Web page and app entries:
--------------------------------
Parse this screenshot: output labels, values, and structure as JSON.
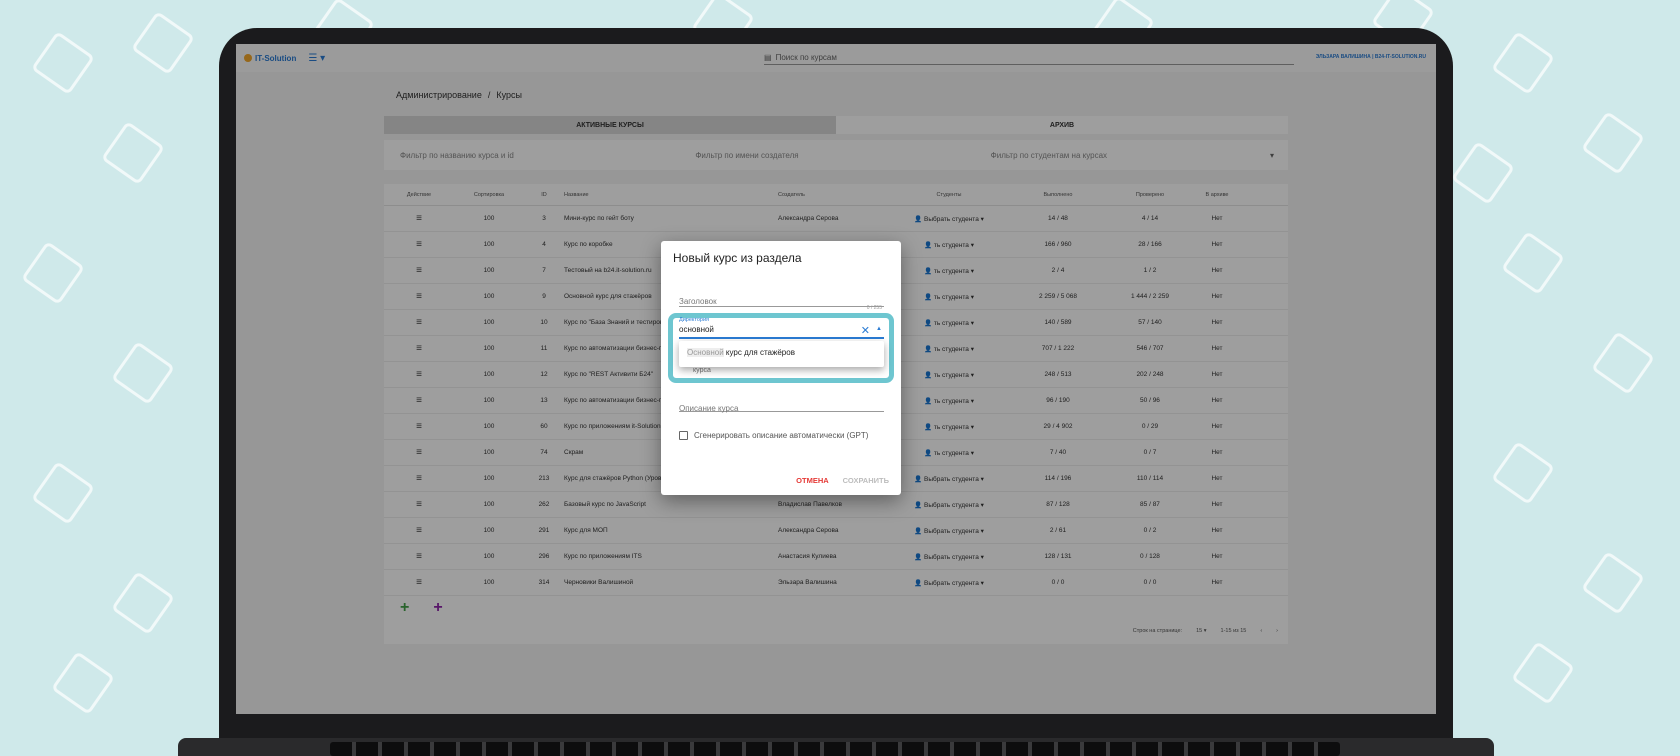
{
  "app": {
    "logo_text": "IT-Solution",
    "search_placeholder": "Поиск по курсам",
    "user": "ЭЛЬЗАРА ВАЛИШИНА | B24-IT-SOLUTION.RU"
  },
  "breadcrumb": [
    "Администрирование",
    "/",
    "Курсы"
  ],
  "tabs": [
    {
      "label": "АКТИВНЫЕ КУРСЫ",
      "active": true
    },
    {
      "label": "АРХИВ",
      "active": false
    }
  ],
  "filters": {
    "name": "Фильтр по названию курса и id",
    "creator": "Фильтр по имени создателя",
    "students": "Фильтр по студентам на курсах"
  },
  "table": {
    "headers": [
      "Действие",
      "Сортировка",
      "ID",
      "Название",
      "Создатель",
      "Студенты",
      "Выполнено",
      "Проверено",
      "В архиве"
    ],
    "student_placeholder": "Выбрать студента",
    "rows": [
      {
        "sort": "100",
        "id": "3",
        "name": "Мини-курс по гейт боту",
        "creator": "Александра Серова",
        "students": "Выбрать студента",
        "done": "14 / 48",
        "checked": "4 / 14",
        "archived": "Нет"
      },
      {
        "sort": "100",
        "id": "4",
        "name": "Курс по коробке",
        "creator": "",
        "students": "ть студента",
        "done": "166 / 960",
        "checked": "28 / 166",
        "archived": "Нет"
      },
      {
        "sort": "100",
        "id": "7",
        "name": "Тестовый на b24.it-solution.ru",
        "creator": "",
        "students": "ть студента",
        "done": "2 / 4",
        "checked": "1 / 2",
        "archived": "Нет"
      },
      {
        "sort": "100",
        "id": "9",
        "name": "Основной курс для стажёров",
        "creator": "",
        "students": "ть студента",
        "done": "2 259 / 5 068",
        "checked": "1 444 / 2 259",
        "archived": "Нет"
      },
      {
        "sort": "100",
        "id": "10",
        "name": "Курс по \"База Знаний и тестирование\"",
        "creator": "",
        "students": "ть студента",
        "done": "140 / 589",
        "checked": "57 / 140",
        "archived": "Нет"
      },
      {
        "sort": "100",
        "id": "11",
        "name": "Курс по автоматизации бизнес-процес",
        "creator": "",
        "students": "ть студента",
        "done": "707 / 1 222",
        "checked": "546 / 707",
        "archived": "Нет"
      },
      {
        "sort": "100",
        "id": "12",
        "name": "Курс по \"REST Активити Б24\"",
        "creator": "",
        "students": "ть студента",
        "done": "248 / 513",
        "checked": "202 / 248",
        "archived": "Нет"
      },
      {
        "sort": "100",
        "id": "13",
        "name": "Курс по автоматизации бизнес-процес",
        "creator": "",
        "students": "ть студента",
        "done": "96 / 190",
        "checked": "50 / 96",
        "archived": "Нет"
      },
      {
        "sort": "100",
        "id": "60",
        "name": "Курс по приложениям it-Solution",
        "creator": "",
        "students": "ть студента",
        "done": "29 / 4 902",
        "checked": "0 / 29",
        "archived": "Нет"
      },
      {
        "sort": "100",
        "id": "74",
        "name": "Скрам",
        "creator": "",
        "students": "ть студента",
        "done": "7 / 40",
        "checked": "0 / 7",
        "archived": "Нет"
      },
      {
        "sort": "100",
        "id": "213",
        "name": "Курс для стажёров Python (Уровень 1)",
        "creator": "",
        "students": "Выбрать студента",
        "done": "114 / 196",
        "checked": "110 / 114",
        "archived": "Нет"
      },
      {
        "sort": "100",
        "id": "262",
        "name": "Базовый курс по JavaScript",
        "creator": "Владислав Павелков",
        "students": "Выбрать студента",
        "done": "87 / 128",
        "checked": "85 / 87",
        "archived": "Нет"
      },
      {
        "sort": "100",
        "id": "291",
        "name": "Курс для МОП",
        "creator": "Александра Серова",
        "students": "Выбрать студента",
        "done": "2 / 61",
        "checked": "0 / 2",
        "archived": "Нет"
      },
      {
        "sort": "100",
        "id": "296",
        "name": "Курс по приложениям ITS",
        "creator": "Анастасия Кулиева",
        "students": "Выбрать студента",
        "done": "128 / 131",
        "checked": "0 / 128",
        "archived": "Нет"
      },
      {
        "sort": "100",
        "id": "314",
        "name": "Черновики Валишиной",
        "creator": "Эльзара Валишина",
        "students": "Выбрать студента",
        "done": "0 / 0",
        "checked": "0 / 0",
        "archived": "Нет"
      }
    ]
  },
  "pager": {
    "rows_label": "Строк на странице:",
    "rows_value": "15",
    "range": "1-15 из 15"
  },
  "dialog": {
    "title": "Новый курс из раздела",
    "title_field_label": "Заголовок",
    "title_counter": "0 / 255",
    "directory_label": "Директория",
    "directory_value": "основной",
    "option_match": "Основной",
    "option_rest": " курс для стажёров",
    "behind_text": "курса",
    "description_label": "Описание курса",
    "gpt_checkbox_label": "Сгенерировать описание автоматически (GPT)",
    "cancel": "ОТМЕНА",
    "save": "СОХРАНИТЬ"
  },
  "colors": {
    "accent": "#2a7bd3",
    "highlight": "#6ec6d0",
    "cancel": "#e53935",
    "add_green": "#43a047",
    "add_purple": "#8e24aa"
  }
}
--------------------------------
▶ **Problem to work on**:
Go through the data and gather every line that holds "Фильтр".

▶ **Response**:
    "name": "Фильтр по названию курса и id",
    "creator": "Фильтр по имени создателя",
    "students": "Фильтр по студентам на курсах"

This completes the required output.